Applying My Beliefs to the Classroom
Now, how will my ethical beliefs apply to my future classroom? These ethical beliefs are what shapes who I am, what develops my character, and what I believe to be the best conduct for myself. As part of the Christian ethic of care, I am required to engage in habits of moral and ethical integrity. I am expected to demonstrate equality in interactions with my students and to portray a nurturing and caring attitude towards them (Shotsberger, 2018). I can apply non-consequentialism to my classroom by treating my students with equal respect, no matter who they are. As a future educator, my goal is to foster appropriate moral actions in my students. One way I can do that is by making it “both possible and desirable for students to be good” (Noddings, 2002, p. 85). I will consistently be surrounded by the children; they will see how I act toward them and will learn how to interact with their peers by how I interact with them. It is crucial for me to act ethically towards them.
Even though I cannot speak about God or share my faith in my classroom, my actions will testify to these children what it means to be cared for. They will learn how to care for others. Noddings said, “we are partly responsible for the behavior of others whose lives we affect” (p. 9). She also stated that “we are partly accountable for the moral development of each person we encounter” (p. 9). To show an ethical caring towards my students, I have to be motivated by the feelings I have for them. It is essential that children have good models of moral behavior and be instructed on how to be good moral agents when they grow up (Noddings, 2002). It is also important for me to form strong relationships with my students in the classroom. Noddings said that according to Aristotle, friendship is “central in moral life” (p. 97). So it is important for me to form friendships with the children.
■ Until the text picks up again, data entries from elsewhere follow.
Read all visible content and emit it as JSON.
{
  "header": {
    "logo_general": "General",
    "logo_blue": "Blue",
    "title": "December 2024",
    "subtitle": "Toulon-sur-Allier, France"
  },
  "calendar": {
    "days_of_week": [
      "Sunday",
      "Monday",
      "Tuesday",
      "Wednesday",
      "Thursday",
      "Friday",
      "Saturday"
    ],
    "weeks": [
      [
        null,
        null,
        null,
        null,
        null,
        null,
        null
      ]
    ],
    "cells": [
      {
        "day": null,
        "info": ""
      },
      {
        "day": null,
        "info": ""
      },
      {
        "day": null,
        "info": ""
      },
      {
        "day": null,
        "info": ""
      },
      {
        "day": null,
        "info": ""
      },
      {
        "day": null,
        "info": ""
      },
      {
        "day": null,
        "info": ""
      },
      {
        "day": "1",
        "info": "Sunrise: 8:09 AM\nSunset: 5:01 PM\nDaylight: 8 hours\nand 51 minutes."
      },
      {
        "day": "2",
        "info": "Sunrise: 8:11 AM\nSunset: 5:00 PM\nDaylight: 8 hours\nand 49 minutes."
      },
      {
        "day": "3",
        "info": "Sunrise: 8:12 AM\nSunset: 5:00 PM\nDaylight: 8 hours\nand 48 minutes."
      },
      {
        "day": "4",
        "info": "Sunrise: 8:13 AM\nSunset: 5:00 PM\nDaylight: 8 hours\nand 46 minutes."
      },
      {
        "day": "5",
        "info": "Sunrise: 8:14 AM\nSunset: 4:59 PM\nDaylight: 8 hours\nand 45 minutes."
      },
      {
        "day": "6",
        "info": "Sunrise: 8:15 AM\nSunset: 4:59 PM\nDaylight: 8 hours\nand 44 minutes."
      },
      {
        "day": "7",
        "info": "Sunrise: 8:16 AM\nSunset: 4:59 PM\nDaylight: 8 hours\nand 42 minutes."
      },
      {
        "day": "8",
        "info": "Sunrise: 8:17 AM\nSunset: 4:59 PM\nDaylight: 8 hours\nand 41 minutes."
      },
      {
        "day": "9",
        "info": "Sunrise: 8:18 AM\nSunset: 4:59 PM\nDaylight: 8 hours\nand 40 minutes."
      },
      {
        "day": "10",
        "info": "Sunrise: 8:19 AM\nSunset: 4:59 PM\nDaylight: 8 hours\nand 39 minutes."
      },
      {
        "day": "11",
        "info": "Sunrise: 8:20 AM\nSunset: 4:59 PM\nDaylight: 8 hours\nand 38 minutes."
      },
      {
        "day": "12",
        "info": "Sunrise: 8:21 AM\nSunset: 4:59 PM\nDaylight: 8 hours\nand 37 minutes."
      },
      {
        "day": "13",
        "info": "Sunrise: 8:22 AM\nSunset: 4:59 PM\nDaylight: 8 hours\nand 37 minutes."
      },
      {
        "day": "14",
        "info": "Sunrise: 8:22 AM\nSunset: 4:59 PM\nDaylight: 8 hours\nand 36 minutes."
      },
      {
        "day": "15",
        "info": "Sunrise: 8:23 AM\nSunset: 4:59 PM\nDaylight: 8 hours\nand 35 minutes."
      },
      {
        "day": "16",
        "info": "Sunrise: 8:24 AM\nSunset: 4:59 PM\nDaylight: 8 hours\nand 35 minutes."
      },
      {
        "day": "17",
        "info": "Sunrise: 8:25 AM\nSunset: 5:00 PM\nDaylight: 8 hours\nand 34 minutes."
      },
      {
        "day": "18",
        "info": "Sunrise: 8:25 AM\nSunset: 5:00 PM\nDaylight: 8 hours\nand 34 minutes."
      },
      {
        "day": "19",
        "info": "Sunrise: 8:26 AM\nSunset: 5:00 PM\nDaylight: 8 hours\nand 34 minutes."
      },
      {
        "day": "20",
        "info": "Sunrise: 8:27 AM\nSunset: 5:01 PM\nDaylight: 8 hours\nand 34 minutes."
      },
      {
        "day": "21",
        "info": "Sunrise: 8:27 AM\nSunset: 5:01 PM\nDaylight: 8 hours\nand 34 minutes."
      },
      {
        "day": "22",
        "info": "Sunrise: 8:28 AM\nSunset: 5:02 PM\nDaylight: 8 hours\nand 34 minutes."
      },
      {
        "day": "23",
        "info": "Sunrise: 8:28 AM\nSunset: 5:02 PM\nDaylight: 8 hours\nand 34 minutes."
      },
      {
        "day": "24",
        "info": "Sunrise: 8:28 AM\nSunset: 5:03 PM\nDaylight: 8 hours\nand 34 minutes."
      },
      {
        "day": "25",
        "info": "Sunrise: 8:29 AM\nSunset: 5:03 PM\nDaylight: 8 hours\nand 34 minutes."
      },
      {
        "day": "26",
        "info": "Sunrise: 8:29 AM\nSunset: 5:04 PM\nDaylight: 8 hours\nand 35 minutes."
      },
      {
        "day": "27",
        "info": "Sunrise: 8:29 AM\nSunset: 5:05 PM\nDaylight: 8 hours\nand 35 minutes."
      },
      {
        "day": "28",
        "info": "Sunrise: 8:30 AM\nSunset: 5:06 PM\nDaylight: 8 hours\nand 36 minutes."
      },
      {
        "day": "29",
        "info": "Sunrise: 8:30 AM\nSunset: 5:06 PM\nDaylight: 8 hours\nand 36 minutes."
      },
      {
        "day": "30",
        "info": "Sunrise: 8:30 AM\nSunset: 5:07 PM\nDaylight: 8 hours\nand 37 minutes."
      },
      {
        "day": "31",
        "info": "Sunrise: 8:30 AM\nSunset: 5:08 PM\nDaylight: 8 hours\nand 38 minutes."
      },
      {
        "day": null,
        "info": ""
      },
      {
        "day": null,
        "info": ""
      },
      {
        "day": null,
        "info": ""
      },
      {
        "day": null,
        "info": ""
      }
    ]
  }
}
Ethical egoism will not be applied to my future classroom even though sometimes I may be tempted to act in manners that satisfy my personal interest. As a future educator, I should promote the interests of others and not just my own personal interest. The reason for that is because I care about my own interest and therefore, the interest of others should matter to me. I cannot care for my students if I am blinded by my selfish desires. If I do what benefits me every time, my students are not going to learn how to care for others. I should learn to care about others’ needs.